The gnomic will is our will as it's processed through our heads and our emotions, completely autonomously of everybody else, including God. In distinction to that, the Fathers talk about having a natural will, who and what we were made to be in the image of God. It's only through overcoming that autonomous self-will, the gnomic will, and opening up to God and then reintegrating our whole being and our whole life in Him through the nous, that we return to communion with God and neighbor in love.
If we're solely defining ourselves in terms of our own individuality and our own distinction from other people, where is the love? There might be like, and there might be dislike. There might be hatred, but there's no love. And love is itself the very energy of God poured into our soul through our noetic perception, through our intuition, which is a participation in the love of God.

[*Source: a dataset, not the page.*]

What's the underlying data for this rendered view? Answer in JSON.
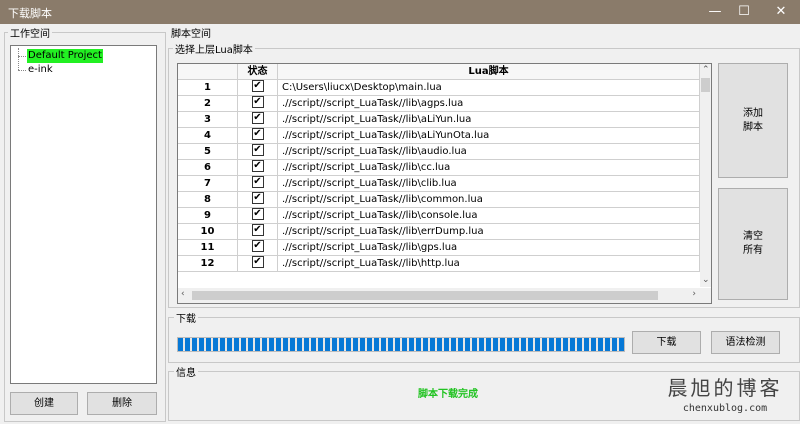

With love, we no longer define ourselves simply in terms of "I'm different from him, and I'm different from her, and I'm different from the, and I'm different from…"--but rather, my personhood is defined in the relationship of love with God and one another. The more we purify ourselves, the more we can overcome that autonomous individuality which results from living completely in our head instead of being informed by the conscious awareness of God, which comes from our heart as the intuitive awareness of our noetic faculty.
To the degree that we can cleanse and purify ourselves of that autonomy, then to that degree, we're freer to love. And we are freer not only to love the other, but to become authentically the person that God has created us to be. A person in communion, defined by communion and by the relationship of love with one another and the relationship of love with God. There is an emotional aspect of love, but love far transcends any emotional expression and is not governed by our emotions. It's the inner nature of our relationship with one another.
Please note: Metropolitan Jonah graduated from St. Vladimir's Seminary, spent several years in Russia and at Valaam monastery then returned to the United States. After his tonsure as a monk and ordination to the priesthood, he cared for several small parishes, and was given a blessing to found a monastery in California. The monastery grew, and needed to find a new site to continue to grow. After the move, as before, the monastery saw a constant stream of pilgrims seeking spiritual guidance. It was also becoming known for its publications. Much seemed to depend on Abbot Jonah's vision.
In the midst of all this, the Diocese of the South needed an auxiliary bishop, and the choice fell on Abbot Jonah, who became bishop of Fort Worth, just days afterward, the 15th All American Council met in Pittsburgh, at a critical time for the OCA (Orthodox Church in America), and amid much turmoil. The Metropolitan See was vacant, and a new Metropolitan had to be elected. One evening, Bishop Jonah addressed a restive audience about the situation in the church, and as he spoke, the mood changed. And the next morning, the newly ordained Bishop Jonah was elected Primate of the Orthodox Church in America.
With sincere agape in His Holy Diakonia,
The sinner and unworthy servant of God